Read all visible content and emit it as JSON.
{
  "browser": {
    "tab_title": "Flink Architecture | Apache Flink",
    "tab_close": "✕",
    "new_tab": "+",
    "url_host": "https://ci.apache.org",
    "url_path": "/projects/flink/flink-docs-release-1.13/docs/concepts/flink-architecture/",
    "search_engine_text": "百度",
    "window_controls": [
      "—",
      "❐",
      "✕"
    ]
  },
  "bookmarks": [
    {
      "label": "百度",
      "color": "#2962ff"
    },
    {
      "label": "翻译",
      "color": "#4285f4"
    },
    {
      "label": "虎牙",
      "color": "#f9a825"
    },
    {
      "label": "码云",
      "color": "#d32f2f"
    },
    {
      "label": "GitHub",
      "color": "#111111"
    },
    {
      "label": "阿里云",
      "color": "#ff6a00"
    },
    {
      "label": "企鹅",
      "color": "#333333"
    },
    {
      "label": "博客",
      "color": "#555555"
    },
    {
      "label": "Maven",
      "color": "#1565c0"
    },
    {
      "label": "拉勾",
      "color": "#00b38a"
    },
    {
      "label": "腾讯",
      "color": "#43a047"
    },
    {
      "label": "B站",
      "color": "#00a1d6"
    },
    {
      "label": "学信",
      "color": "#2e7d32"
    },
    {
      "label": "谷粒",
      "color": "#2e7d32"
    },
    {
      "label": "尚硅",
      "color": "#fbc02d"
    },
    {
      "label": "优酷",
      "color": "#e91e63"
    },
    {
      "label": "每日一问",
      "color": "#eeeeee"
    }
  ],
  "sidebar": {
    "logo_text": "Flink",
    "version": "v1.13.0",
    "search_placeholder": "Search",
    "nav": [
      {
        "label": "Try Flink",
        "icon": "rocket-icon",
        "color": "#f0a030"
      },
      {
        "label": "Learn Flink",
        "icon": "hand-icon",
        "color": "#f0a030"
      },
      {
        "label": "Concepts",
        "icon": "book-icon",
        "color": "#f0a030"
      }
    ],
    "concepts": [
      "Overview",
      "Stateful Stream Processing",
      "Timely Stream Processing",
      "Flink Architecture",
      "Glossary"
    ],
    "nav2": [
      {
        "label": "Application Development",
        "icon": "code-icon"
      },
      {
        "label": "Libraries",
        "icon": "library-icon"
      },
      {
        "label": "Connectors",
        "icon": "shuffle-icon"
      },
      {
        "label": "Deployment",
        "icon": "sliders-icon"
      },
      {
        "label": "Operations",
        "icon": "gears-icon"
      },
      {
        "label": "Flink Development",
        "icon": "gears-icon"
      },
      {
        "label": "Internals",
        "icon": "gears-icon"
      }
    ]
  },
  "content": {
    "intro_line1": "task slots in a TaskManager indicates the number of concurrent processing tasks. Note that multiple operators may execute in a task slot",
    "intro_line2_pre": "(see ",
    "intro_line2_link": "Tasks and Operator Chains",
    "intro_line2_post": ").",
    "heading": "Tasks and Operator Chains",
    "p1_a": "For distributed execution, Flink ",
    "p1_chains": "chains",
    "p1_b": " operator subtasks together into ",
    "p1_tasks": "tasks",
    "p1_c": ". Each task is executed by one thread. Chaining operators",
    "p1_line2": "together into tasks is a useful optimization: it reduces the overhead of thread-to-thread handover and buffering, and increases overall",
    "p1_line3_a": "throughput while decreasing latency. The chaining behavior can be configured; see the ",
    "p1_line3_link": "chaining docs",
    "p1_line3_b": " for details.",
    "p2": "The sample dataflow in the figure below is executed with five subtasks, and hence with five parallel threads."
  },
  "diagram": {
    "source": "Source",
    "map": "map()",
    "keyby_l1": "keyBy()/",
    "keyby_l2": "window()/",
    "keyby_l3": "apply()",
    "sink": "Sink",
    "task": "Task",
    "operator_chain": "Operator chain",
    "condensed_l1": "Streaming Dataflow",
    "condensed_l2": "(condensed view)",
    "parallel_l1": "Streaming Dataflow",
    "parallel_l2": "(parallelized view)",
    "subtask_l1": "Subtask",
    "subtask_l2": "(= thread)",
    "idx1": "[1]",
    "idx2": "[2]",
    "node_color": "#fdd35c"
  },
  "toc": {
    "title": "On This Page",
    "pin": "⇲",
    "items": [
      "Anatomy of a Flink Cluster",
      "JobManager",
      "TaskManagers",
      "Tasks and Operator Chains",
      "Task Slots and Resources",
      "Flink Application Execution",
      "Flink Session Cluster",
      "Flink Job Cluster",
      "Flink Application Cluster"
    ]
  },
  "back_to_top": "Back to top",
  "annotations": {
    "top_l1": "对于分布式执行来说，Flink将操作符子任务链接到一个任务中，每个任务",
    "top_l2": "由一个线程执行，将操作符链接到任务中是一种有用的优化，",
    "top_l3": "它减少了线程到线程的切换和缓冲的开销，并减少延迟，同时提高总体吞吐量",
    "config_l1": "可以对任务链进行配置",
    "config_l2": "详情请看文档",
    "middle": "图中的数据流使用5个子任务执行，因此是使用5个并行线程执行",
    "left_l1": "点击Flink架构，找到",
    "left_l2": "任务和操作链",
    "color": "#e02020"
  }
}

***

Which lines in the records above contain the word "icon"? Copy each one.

**RESULT OF THE TASK**:
        "icon": "rocket-icon",
        "icon": "hand-icon",
        "icon": "book-icon",
        "icon": "code-icon"
        "icon": "library-icon"
        "icon": "shuffle-icon"
        "icon": "sliders-icon"
        "icon": "gears-icon"
        "icon": "gears-icon"
        "icon": "gears-icon"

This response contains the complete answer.